Morin adds “I think it’s most important to find things you’re passionate about that both let you unwind AND invest in yourself as a person. Being a happy, interesting person is an asset no matter what field you’re in.”
9. Master a Genre
When you’re starting out it’s important to try all of the sub-fields within fashion journalism whether that be: runway reporting, trend reporting, celebrity fashion, commentaries, collection reviews, shows and events, collection launches, editorial, styling, designer profiles, curation etc. While it’s attractive to be diverse, you need to find your writing style, and really work on that. Developing and knowing your own style is what sets you apart from other writers. Know yourself or no-one else will.
Luongo adds his advice for rising above the noise, “There are some who recommend being an expert on a particular area, that can help. Constant networking, and letting people know who you are. Right now, with everything in flux, it’s also important to know who the editors are, and keep in touch with them. That said, it is also very difficult to make sure you’re paid now with so many financial issues at publications.”
10. Stay Adaptable
Be fresh and relevant. What is big news and trending, or the technology that everyone is using today, may not be that of tomorrow. Having the capacity to look at things with fresh eyes, come up with a new angle on a story, think critically, deeply, and generate original ideas that are thought-provoking and engaging, will make sure that you are an asset as a journalist, and your content will shine.

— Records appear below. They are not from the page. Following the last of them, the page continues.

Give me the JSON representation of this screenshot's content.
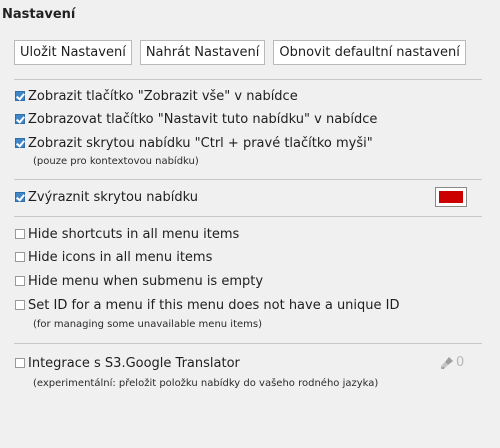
{
  "section_title": "Nastavení",
  "buttons": {
    "save": "Uložit Nastavení",
    "load": "Nahrát Nastavení",
    "reset": "Obnovit defaultní nastavení"
  },
  "options": [
    {
      "label": "Zobrazit tlačítko \"Zobrazit vše\" v nabídce",
      "checked": true
    },
    {
      "label": "Zobrazovat tlačítko \"Nastavit tuto nabídku\" v nabídce",
      "checked": true
    },
    {
      "label": "Zobrazit skrytou nabídku \"Ctrl + pravé tlačítko myši\"",
      "checked": true,
      "note": "(pouze pro kontextovou nabídku)"
    },
    {
      "label": "Zvýraznit skrytou nabídku",
      "checked": true,
      "color": "#cc0000"
    },
    {
      "label": "Hide shortcuts in all menu items",
      "checked": false
    },
    {
      "label": "Hide icons in all menu items",
      "checked": false
    },
    {
      "label": "Hide menu when submenu is empty",
      "checked": false
    },
    {
      "label": "Set ID for a menu if this menu does not have a unique ID",
      "checked": false,
      "note": "(for managing some unavailable menu items)"
    },
    {
      "label": "Integrace s S3.Google Translator",
      "checked": false,
      "note": "(experimentální: přeložit položku nabídky do vašeho rodného jazyka)",
      "count": "0",
      "icon": "brush-icon"
    }
  ]
}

Lastly, once you’ve got your foot in the door, and established yourself as a skilled and professional journalist, one of the worst things to still be stumped with is the dreaded writer’s block (and we all experience this at some point)! Brit + Co’s Executive Creative Director, Anjelika Temple gives her advice for anyone suffering; “If you feel like you have a creative block, stop thinking about your specific work-related task and actually DO something creative. When I roll-up my sleeves and start doing, I find my brain gets into a different kind of flow. I also love to stop and appreciate other creative work – go to a print shop or a museum shop that sells handmade goods. Stepping back allows me to regroup and look at my work-related task with a fresh set of eyes.”
Text by Faye Harris, MA Fashion Journalism. This article originally appeared on Huffington Post.